[Interface dataset entries]

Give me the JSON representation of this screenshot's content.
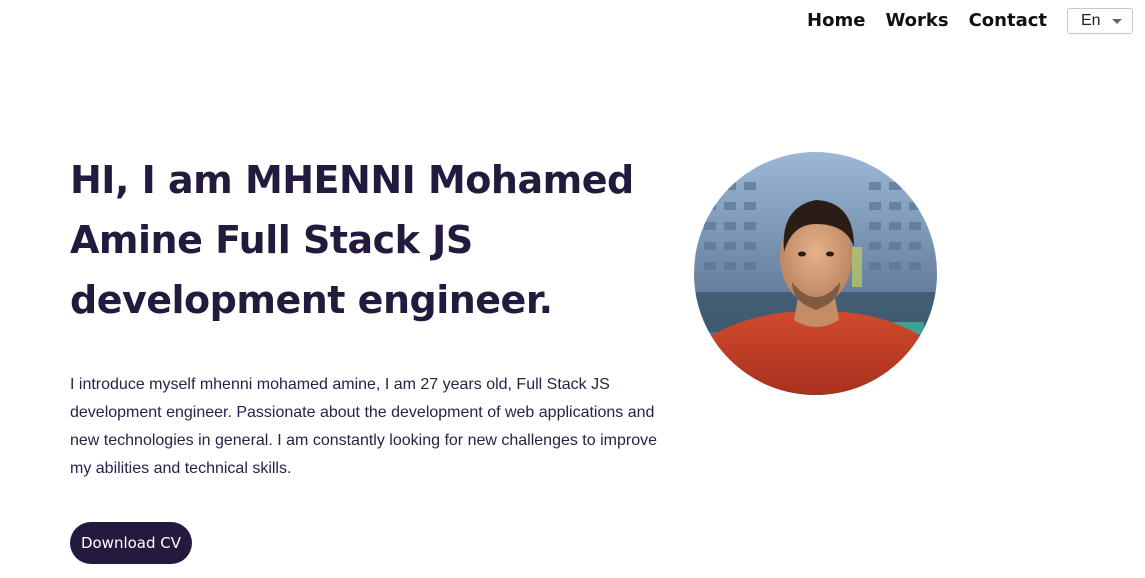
{
  "nav": {
    "links": [
      "Home",
      "Works",
      "Contact"
    ],
    "language": "En"
  },
  "hero": {
    "title": "HI, I am MHENNI Mohamed Amine Full Stack JS development engineer.",
    "description": "I introduce myself mhenni mohamed amine, I am 27 years old, Full Stack JS development engineer. Passionate about the development of web applications and new technologies in general. I am constantly looking for new challenges to improve my abilities and technical skills.",
    "cv_button": "Download CV"
  },
  "colors": {
    "primary": "#231a3d",
    "background": "#ffffff"
  },
  "icons": {
    "language_dropdown": "chevron-down-icon"
  }
}
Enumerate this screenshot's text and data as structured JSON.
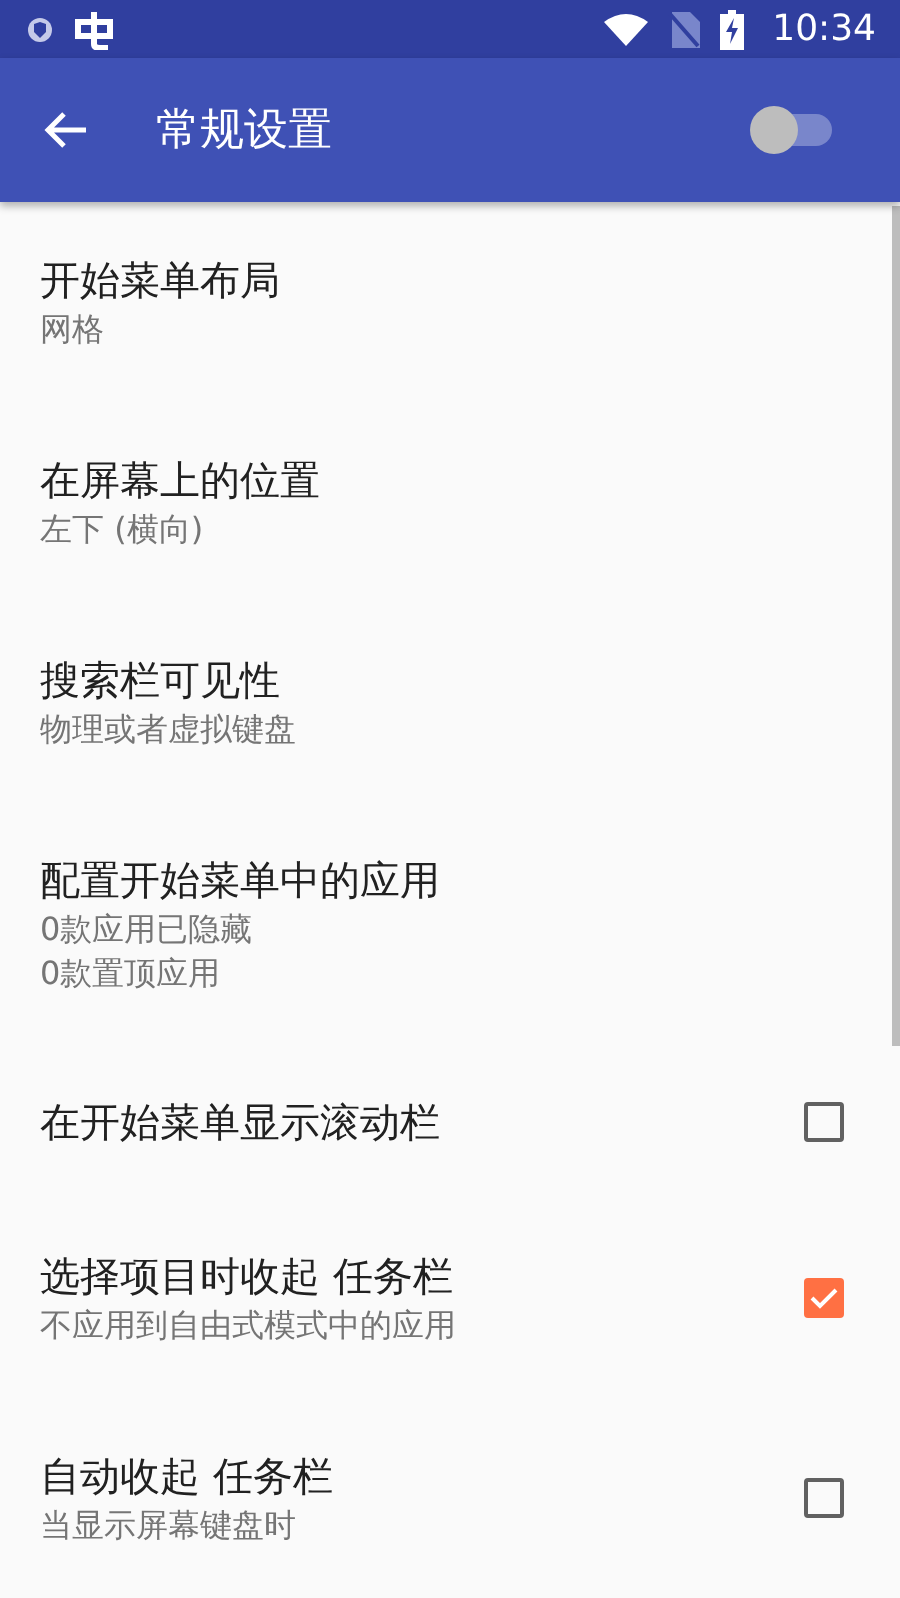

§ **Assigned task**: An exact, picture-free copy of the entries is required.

§ **Answer to this task**:
Give me the JSON representation of this screenshot's content.
{
  "nav": {
    "links": [
      "Home",
      "Works",
      "Contact"
    ],
    "language": "En"
  },
  "hero": {
    "title": "HI, I am MHENNI Mohamed Amine Full Stack JS development engineer.",
    "description": "I introduce myself mhenni mohamed amine, I am 27 years old, Full Stack JS development engineer. Passionate about the development of web applications and new technologies in general. I am constantly looking for new challenges to improve my abilities and technical skills.",
    "cv_button": "Download CV"
  },
  "colors": {
    "primary": "#231a3d",
    "background": "#ffffff"
  },
  "icons": {
    "language_dropdown": "chevron-down-icon"
  }
}
Enumerate this screenshot's text and data as structured JSON.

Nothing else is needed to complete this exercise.